_Instructions to follow_. Print the listing below exactly as written.

++++++++++++++++++++

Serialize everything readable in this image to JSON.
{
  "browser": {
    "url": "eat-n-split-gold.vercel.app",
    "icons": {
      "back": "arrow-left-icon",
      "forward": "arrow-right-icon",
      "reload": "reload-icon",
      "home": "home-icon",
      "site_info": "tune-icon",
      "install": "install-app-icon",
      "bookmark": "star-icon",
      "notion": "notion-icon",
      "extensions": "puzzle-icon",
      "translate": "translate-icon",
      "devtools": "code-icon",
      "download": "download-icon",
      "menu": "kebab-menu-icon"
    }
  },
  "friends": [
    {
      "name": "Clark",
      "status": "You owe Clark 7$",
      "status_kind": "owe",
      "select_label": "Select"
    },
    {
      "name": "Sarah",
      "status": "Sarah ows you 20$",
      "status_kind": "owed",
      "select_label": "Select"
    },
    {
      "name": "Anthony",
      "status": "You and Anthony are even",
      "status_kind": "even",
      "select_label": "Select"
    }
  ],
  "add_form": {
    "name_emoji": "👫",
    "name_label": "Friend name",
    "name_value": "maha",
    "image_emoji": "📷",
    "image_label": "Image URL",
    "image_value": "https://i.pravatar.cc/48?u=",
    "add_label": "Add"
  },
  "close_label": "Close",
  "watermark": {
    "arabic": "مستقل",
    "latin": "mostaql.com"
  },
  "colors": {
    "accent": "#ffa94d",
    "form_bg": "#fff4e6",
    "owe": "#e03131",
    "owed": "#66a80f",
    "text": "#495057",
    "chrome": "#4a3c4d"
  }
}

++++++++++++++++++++

_Written reply_.
Serialize everything readable in this image to JSON.
{
  "browser": {
    "url": "eat-n-split-gold.vercel.app",
    "icons": {
      "back": "arrow-left-icon",
      "forward": "arrow-right-icon",
      "reload": "reload-icon",
      "home": "home-icon",
      "site_info": "tune-icon",
      "install": "install-app-icon",
      "bookmark": "star-icon",
      "notion": "notion-icon",
      "extensions": "puzzle-icon",
      "translate": "translate-icon",
      "devtools": "code-icon",
      "download": "download-icon",
      "menu": "kebab-menu-icon"
    }
  },
  "friends": [
    {
      "name": "Clark",
      "status": "You owe Clark 7$",
      "status_kind": "owe",
      "select_label": "Select"
    },
    {
      "name": "Sarah",
      "status": "Sarah ows you 20$",
      "status_kind": "owed",
      "select_label": "Select"
    },
    {
      "name": "Anthony",
      "status": "You and Anthony are even",
      "status_kind": "even",
      "select_label": "Select"
    }
  ],
  "add_form": {
    "name_emoji": "👫",
    "name_label": "Friend name",
    "name_value": "maha",
    "image_emoji": "📷",
    "image_label": "Image URL",
    "image_value": "https://i.pravatar.cc/48?u=",
    "add_label": "Add"
  },
  "close_label": "Close",
  "watermark": {
    "arabic": "مستقل",
    "latin": "mostaql.com"
  },
  "colors": {
    "accent": "#ffa94d",
    "form_bg": "#fff4e6",
    "owe": "#e03131",
    "owed": "#66a80f",
    "text": "#495057",
    "chrome": "#4a3c4d"
  }
}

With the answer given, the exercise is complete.